Waiting and watching—that is the characteristic position of the human being who observes the world around him without doing anything himself. It is the attitude of the modern person who watches events around him from a distance: “Wait and see.” Most of the time, this expression means that we are standing aside as silent witnesses.

But in our time it is beginning to look as if we are less and less inclined to watch the world scene from a distance as objective spectators. As soon as fear starts playing a role we look at the world around us with different eyes. And fear reigns in our time. In a state of fear we are no longer awaiting things from a distance; our view is no longer impartial or objective. Fear makes blind.

A well-known playwright once depicted a dramatic expression of blind fear: in his drama Dream Play, August Strindberg displays a scene in which a ship is in distress, rudderless in a storm, big waves washing over the deck. In their mortal fear the people aboard cry to Christ for help. Suddenly a bundle of light breaks through the clouds, and a shining figure walks to them over the water. In their panic, the people on the ship fail to recognize that their prayer has been heard. In confusion they jump overboard and drown in the sea.

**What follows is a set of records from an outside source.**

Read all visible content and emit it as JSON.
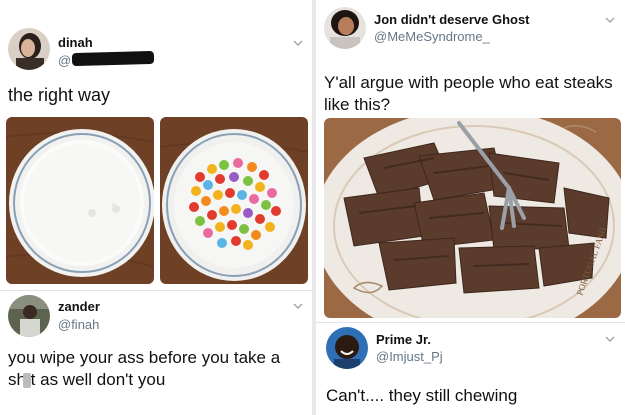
{
  "left_panel": {
    "tweet1": {
      "display_name": "dinah",
      "handle": "@",
      "text": "the right way",
      "avatar": "avatar-dinah",
      "menu_icon": "chevron-down-icon"
    },
    "tweet2": {
      "display_name": "zander",
      "handle": "@finah",
      "text_line1": "you wipe your ass before you take a",
      "text_line2": "sh t as well don't you",
      "avatar": "avatar-zander",
      "menu_icon": "chevron-down-icon"
    },
    "images": [
      "bowl-of-milk-image",
      "bowl-of-cereal-image"
    ]
  },
  "right_panel": {
    "tweet1": {
      "display_name": "Jon didn't deserve Ghost",
      "handle": "@MeMeSyndrome_",
      "text_line1": "Y'all argue with people who eat steaks",
      "text_line2": "like this?",
      "plate_text": "PORTUGAL FASH",
      "menu_icon": "chevron-down-icon"
    },
    "tweet2": {
      "display_name": "Prime Jr.",
      "handle": "@Imjust_Pj",
      "text": "Can't.... they still chewing",
      "menu_icon": "chevron-down-icon"
    }
  },
  "colors": {
    "name": "#111111",
    "handle": "#657786",
    "divider": "#e3e3e3",
    "table_wood": "#7a4a2c"
  }
}
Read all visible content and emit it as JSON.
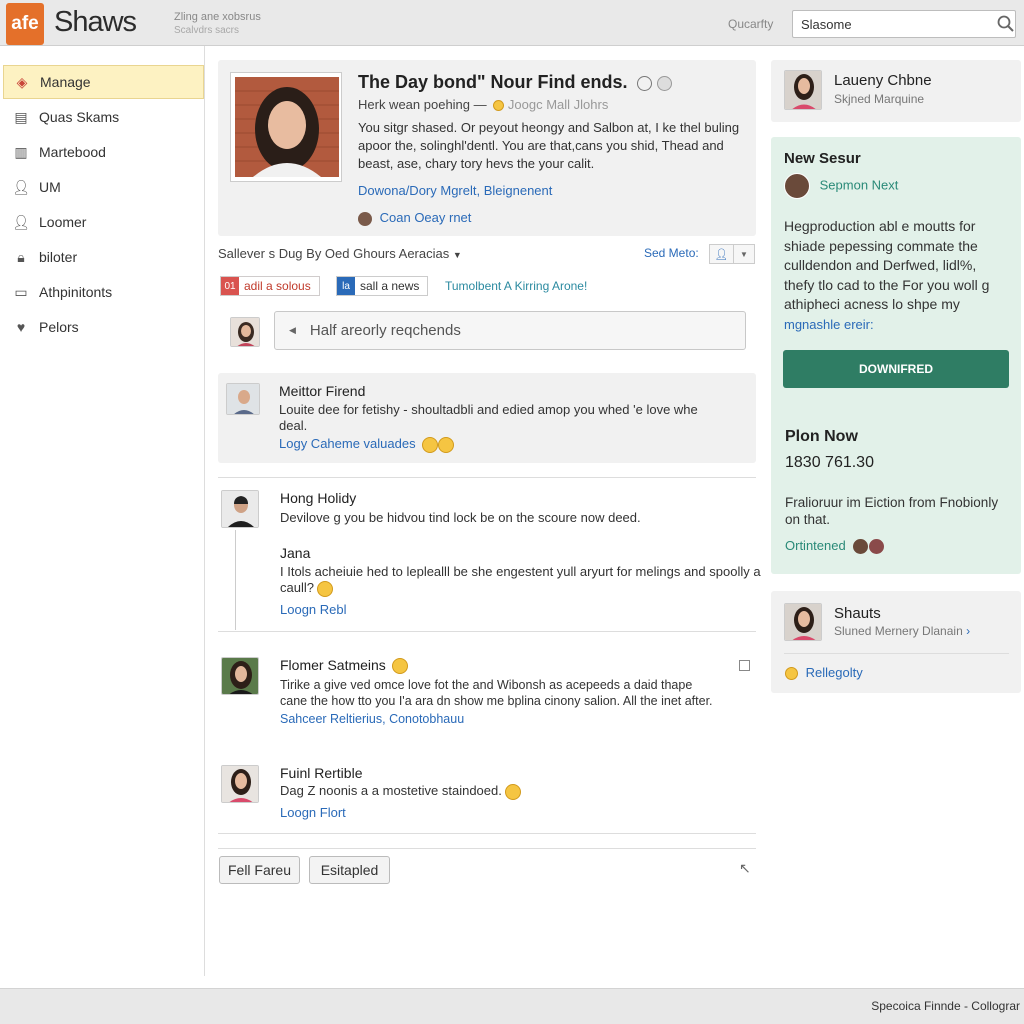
{
  "header": {
    "logo_text": "afe",
    "brand": "Shaws",
    "tagline_line1": "Zling ane xobsrus",
    "tagline_line2": "Scalvdrs sacrs",
    "search_label": "Qucarfty",
    "search_value": "Slasome"
  },
  "sidebar": {
    "items": [
      {
        "label": "Manage"
      },
      {
        "label": "Quas Skams"
      },
      {
        "label": "Martebood"
      },
      {
        "label": "UM"
      },
      {
        "label": "Loomer"
      },
      {
        "label": "biloter"
      },
      {
        "label": "Athpinitonts"
      },
      {
        "label": "Pelors"
      }
    ]
  },
  "featured": {
    "title": "The Day bond\" Nour Find ends.",
    "subtitle": "Herk wean poehing —",
    "subtitle_link": "Joogc Mall Jlohrs",
    "body_line1": "You sitgr shased. Or peyout heongy and Salbon at, I ke thel buling",
    "body_line2": "apoor the, solinghl'dentl. You are that,cans you shid, Thead and",
    "body_line3": "beast, ase, chary tory hevs the your calit.",
    "link": "Dowona/Dory Mgrelt, Bleignenent",
    "author": "Coan Oeay rnet"
  },
  "feed_bar": {
    "sort_label": "Sallever s Dug By Oed Ghours Aeracias",
    "view_label": "Sed Meto:",
    "tag1": "adil a solous",
    "tag2": "sall a news",
    "tag3": "Tumolbent A Kirring Arone!",
    "compose_placeholder": "Half areorly reqchends"
  },
  "posts": [
    {
      "name": "Meittor Firend",
      "body1": "Louite dee for fetishy - shoultadbli and edied amop you whed 'e love whe",
      "body2": "deal.",
      "link": "Logy Caheme valuades"
    },
    {
      "name": "Hong Holidy",
      "body1": "Devilove g you be hidvou tind lock be on the scoure now deed.",
      "body2": "",
      "link": ""
    },
    {
      "name": "Jana",
      "body1": "I Itols acheiuie hed to leplealll be she engestent yull aryurt for melings and spoolly a",
      "body2": "caull?",
      "link": "Loogn Rebl"
    },
    {
      "name": "Flomer Satmeins",
      "body1": "Tirike a give ved omce love fot the and Wibonsh as acepeeds a daid thape",
      "body2": "cane the how tto you I'a ara dn show me bplina cinony salion. All the inet after.",
      "link": "Sahceer Reltierius, Conotobhauu"
    },
    {
      "name": "Fuinl Rertible",
      "body1": "Dag Z noonis a a mostetive staindoed.",
      "body2": "",
      "link": "Loogn Flort"
    }
  ],
  "bottom_buttons": {
    "left": "Fell Fareu",
    "right": "Esitapled"
  },
  "right_panel": {
    "profile_name": "Laueny Chbne",
    "profile_sub": "Skjned Marquine",
    "promo_title": "New Sesur",
    "promo_user": "Sepmon Next",
    "promo_body1": "Hegproduction abl e moutts for",
    "promo_body2": "shiade pepessing commate the",
    "promo_body3": "culldendon and Derfwed, lidl%,",
    "promo_body4": "thefy tlo cad to the For you woll g",
    "promo_body5": "athipheci acness lo shpe my",
    "promo_link": "mgnashle ereir:",
    "promo_button": "DOWNIFRED",
    "plan_title": "Plon Now",
    "plan_number": "1830 761.30",
    "plan_desc1": "Fralioruur im Eiction from Fnobionly",
    "plan_desc2": "on that.",
    "plan_link": "Ortintened",
    "card3_name": "Shauts",
    "card3_sub": "Sluned Mernery Dlanain",
    "card3_link": "Rellegolty"
  },
  "footer": {
    "text": "Specoica Finnde - Collograr"
  },
  "colors": {
    "accent_orange": "#e4702a",
    "link_blue": "#2a6ab8",
    "promo_green": "#2f7d64",
    "promo_bg": "#e2f1e9"
  }
}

That is what happens when people are blinded by fear, and no longer understand the signs of the time: they drown in the chaos of events.

Advent is the time of year that calls on us to await and watch; in the best sense of the word: we begin to expect. Are we able to keep our footing in the storm, and recognize what is coming to us? Are we prepared to stand before Him, who is coming?

–Rev. Bastiaan Baan, December 6, 2020.